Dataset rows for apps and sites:
━━━━
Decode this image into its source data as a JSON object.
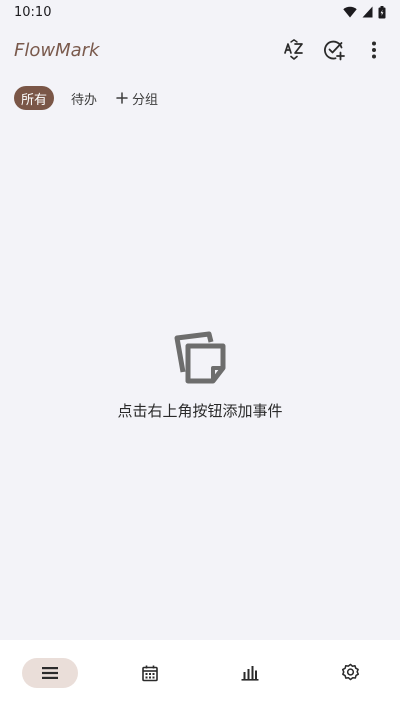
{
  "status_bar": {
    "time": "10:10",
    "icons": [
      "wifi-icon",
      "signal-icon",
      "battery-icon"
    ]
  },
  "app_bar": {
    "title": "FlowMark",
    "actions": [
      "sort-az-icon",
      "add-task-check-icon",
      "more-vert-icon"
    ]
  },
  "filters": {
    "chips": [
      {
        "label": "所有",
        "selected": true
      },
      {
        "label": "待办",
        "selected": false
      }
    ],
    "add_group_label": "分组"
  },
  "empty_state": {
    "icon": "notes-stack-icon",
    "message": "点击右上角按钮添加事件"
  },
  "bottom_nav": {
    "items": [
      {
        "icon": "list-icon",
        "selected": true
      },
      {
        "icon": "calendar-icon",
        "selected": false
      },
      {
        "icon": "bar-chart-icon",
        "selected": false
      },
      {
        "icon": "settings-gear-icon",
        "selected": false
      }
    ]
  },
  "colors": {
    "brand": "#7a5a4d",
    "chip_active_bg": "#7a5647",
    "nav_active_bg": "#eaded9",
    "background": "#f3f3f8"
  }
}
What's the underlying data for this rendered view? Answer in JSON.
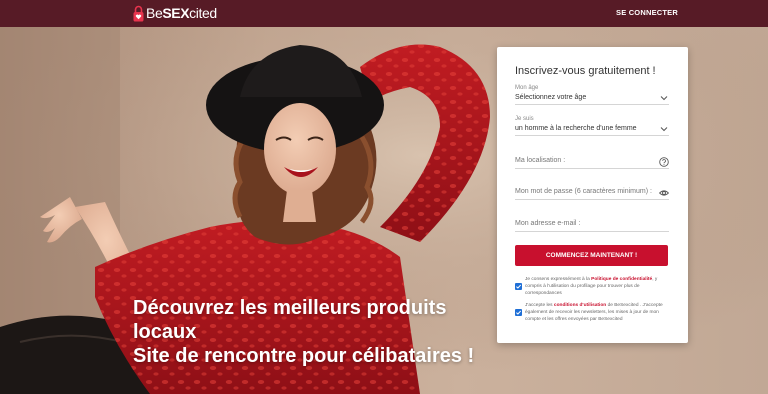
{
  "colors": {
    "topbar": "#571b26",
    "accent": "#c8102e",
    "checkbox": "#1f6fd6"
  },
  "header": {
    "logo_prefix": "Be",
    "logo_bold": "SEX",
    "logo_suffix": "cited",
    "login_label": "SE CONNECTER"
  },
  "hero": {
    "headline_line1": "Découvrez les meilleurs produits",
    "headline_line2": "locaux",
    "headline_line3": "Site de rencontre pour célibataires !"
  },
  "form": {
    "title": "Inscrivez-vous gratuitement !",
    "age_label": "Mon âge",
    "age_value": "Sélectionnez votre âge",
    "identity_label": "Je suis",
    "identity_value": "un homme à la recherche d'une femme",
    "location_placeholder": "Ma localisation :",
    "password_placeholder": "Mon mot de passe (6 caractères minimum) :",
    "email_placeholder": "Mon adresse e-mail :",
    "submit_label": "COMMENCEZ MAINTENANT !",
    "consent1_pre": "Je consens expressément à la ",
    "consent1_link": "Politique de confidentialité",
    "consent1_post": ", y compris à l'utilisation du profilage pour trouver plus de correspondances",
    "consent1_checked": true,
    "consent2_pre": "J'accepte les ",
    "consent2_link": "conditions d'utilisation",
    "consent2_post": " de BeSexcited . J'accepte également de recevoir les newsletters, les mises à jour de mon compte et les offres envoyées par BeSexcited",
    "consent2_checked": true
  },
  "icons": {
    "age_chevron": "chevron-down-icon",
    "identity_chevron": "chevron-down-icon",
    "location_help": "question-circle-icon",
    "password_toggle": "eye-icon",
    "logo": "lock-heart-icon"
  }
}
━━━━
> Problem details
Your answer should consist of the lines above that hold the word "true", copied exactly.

> Exercise output
        "selected": true
        "selected": true
    "consent1_checked": true,
    "consent2_checked": true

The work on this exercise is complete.